» **TASK DIRECTIONS**
In the entries below, find each line with the string "header" and copy it.

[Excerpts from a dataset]
[Start of section]

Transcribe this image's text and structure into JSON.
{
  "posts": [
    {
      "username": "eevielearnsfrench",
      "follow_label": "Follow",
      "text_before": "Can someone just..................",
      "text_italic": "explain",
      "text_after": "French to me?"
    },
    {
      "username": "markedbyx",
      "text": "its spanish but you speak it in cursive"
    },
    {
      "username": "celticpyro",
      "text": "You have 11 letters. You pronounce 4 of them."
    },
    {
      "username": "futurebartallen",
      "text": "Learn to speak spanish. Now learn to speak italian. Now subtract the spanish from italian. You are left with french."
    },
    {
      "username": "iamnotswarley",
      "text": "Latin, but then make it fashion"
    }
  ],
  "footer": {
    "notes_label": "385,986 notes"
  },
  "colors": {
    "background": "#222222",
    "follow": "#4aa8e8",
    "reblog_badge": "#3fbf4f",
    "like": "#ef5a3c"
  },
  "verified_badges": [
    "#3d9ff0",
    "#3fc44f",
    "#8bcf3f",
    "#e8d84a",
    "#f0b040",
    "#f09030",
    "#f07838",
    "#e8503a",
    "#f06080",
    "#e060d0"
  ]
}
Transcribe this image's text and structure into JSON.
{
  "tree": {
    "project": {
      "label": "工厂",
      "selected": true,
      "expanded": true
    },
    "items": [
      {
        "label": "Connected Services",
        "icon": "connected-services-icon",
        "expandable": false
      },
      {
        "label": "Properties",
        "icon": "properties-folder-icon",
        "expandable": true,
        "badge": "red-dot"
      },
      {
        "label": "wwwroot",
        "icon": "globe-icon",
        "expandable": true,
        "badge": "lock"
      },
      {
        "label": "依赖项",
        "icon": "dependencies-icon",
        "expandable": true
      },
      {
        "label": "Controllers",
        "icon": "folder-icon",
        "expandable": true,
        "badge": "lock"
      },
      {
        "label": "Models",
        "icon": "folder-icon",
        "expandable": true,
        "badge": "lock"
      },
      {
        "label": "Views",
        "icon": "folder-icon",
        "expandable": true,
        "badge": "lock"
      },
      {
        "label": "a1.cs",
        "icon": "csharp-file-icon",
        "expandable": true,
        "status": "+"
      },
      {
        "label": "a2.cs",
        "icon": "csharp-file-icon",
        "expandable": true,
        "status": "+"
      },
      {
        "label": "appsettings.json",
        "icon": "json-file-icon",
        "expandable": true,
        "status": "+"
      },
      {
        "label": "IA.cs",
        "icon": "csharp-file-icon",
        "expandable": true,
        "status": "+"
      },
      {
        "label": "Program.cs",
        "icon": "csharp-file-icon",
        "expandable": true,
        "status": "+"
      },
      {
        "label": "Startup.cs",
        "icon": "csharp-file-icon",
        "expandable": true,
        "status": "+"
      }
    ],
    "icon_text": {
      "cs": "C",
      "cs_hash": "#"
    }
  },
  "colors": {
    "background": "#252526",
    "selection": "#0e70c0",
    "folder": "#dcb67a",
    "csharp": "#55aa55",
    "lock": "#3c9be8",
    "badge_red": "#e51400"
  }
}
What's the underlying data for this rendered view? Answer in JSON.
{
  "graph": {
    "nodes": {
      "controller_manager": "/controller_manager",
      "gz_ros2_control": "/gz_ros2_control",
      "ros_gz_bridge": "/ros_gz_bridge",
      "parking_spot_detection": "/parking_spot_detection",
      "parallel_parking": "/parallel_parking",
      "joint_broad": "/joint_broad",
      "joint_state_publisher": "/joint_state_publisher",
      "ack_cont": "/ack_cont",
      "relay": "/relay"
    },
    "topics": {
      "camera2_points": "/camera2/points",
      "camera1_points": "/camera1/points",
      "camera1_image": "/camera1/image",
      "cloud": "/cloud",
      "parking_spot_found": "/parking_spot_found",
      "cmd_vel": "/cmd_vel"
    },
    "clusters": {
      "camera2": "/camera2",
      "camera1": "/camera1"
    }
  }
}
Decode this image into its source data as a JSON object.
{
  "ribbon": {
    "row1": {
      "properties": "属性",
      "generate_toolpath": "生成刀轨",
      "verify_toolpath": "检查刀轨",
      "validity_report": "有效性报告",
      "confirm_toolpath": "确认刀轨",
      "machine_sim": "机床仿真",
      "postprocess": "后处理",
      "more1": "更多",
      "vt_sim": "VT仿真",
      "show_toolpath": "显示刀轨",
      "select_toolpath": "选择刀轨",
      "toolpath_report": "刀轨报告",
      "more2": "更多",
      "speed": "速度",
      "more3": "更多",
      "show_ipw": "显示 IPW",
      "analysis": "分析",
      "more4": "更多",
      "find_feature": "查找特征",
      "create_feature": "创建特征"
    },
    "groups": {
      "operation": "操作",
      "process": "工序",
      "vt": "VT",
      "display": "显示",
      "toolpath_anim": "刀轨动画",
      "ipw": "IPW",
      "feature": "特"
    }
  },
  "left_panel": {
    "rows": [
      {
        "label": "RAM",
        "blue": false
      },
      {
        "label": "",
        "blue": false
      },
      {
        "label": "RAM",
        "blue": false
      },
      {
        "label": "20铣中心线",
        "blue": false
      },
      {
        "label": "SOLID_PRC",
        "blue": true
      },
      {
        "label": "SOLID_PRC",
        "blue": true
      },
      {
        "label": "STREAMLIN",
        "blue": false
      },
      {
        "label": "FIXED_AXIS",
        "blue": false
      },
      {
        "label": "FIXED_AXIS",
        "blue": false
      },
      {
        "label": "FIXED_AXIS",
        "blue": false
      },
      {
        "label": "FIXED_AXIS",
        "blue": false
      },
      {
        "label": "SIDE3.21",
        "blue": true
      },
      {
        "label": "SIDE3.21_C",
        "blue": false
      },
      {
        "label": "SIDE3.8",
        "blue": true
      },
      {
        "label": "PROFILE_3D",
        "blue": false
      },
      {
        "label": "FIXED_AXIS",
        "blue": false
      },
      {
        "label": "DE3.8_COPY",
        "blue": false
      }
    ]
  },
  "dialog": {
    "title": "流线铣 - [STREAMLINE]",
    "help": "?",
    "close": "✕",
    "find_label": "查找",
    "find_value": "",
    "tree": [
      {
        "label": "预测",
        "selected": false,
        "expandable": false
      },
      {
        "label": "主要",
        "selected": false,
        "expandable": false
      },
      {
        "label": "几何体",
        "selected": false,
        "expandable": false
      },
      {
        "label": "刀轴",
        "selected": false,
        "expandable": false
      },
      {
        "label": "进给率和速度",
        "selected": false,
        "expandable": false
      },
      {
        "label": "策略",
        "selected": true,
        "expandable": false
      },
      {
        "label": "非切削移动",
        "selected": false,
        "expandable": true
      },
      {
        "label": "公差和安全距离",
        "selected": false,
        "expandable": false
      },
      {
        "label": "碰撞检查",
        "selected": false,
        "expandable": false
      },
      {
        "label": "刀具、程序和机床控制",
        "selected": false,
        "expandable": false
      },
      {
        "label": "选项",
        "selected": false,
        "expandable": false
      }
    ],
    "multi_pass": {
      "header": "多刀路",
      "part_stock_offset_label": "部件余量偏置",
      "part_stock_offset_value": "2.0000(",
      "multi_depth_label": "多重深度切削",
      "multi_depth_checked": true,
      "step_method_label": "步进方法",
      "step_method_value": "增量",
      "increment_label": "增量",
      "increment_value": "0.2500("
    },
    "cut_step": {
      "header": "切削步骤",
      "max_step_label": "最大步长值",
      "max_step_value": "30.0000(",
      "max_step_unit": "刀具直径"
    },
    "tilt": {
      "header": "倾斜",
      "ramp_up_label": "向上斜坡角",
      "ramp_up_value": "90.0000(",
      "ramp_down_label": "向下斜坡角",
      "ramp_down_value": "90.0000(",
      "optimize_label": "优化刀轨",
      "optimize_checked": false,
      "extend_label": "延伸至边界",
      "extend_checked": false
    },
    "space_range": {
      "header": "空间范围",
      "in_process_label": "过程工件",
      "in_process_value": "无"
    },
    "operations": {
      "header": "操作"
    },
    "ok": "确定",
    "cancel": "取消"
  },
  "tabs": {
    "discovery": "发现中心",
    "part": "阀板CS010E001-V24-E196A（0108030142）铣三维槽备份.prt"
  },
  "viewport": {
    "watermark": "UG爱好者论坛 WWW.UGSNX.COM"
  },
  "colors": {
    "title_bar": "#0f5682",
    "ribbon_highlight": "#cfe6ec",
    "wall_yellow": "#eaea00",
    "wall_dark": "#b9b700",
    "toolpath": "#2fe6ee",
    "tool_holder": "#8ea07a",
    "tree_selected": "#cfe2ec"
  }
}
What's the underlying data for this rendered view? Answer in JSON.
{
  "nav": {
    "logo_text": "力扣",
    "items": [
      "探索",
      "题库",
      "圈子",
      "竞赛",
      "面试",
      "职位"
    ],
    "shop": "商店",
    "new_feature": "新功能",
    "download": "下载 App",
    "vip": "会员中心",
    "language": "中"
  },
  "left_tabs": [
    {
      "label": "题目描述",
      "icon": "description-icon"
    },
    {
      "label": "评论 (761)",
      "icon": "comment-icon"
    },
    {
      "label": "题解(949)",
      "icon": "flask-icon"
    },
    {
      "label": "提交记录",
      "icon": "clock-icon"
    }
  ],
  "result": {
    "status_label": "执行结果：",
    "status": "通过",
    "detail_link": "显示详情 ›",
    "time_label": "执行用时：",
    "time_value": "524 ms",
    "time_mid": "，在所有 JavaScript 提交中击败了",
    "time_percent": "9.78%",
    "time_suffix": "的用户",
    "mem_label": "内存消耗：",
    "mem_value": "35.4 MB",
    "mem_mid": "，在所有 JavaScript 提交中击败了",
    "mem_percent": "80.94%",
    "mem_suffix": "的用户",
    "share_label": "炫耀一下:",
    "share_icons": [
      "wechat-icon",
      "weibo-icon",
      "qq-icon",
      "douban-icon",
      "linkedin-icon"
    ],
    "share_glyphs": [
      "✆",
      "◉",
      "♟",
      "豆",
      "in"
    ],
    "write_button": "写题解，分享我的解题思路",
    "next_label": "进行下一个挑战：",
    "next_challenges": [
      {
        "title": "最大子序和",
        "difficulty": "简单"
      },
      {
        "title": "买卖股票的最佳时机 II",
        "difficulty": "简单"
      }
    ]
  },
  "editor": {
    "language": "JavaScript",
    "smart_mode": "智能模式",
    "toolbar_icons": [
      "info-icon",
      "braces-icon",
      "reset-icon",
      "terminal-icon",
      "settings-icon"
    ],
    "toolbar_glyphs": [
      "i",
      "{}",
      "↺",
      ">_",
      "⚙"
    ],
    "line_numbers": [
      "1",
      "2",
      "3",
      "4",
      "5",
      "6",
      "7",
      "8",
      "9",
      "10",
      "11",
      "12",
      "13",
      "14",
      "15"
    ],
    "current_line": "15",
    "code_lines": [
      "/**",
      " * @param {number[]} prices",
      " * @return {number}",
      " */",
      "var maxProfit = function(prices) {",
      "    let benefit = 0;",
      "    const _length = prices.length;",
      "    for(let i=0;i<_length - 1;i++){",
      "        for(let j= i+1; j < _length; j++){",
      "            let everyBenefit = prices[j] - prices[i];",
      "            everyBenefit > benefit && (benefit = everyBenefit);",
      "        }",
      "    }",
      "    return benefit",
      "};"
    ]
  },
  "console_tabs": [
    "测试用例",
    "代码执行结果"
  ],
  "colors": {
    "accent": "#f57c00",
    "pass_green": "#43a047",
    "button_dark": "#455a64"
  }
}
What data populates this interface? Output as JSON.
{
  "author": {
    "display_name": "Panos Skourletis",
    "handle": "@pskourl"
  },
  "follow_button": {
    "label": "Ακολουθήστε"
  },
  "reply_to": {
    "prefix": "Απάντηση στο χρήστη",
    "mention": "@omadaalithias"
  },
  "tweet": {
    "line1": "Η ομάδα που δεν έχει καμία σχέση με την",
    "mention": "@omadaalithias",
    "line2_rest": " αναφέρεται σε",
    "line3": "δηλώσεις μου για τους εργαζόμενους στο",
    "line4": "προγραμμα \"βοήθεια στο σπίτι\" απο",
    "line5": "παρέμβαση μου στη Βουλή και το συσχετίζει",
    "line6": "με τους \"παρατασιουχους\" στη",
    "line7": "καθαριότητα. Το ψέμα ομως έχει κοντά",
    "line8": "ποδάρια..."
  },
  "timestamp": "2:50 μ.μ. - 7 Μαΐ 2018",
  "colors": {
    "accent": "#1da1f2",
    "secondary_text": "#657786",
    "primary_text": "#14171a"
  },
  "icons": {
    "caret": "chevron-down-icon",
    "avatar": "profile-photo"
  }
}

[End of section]

» **EXERCISE SOLUTION**
      "header": "多刀路",
      "header": "切削步骤",
      "header": "倾斜",
      "header": "空间范围",
      "header": "操作"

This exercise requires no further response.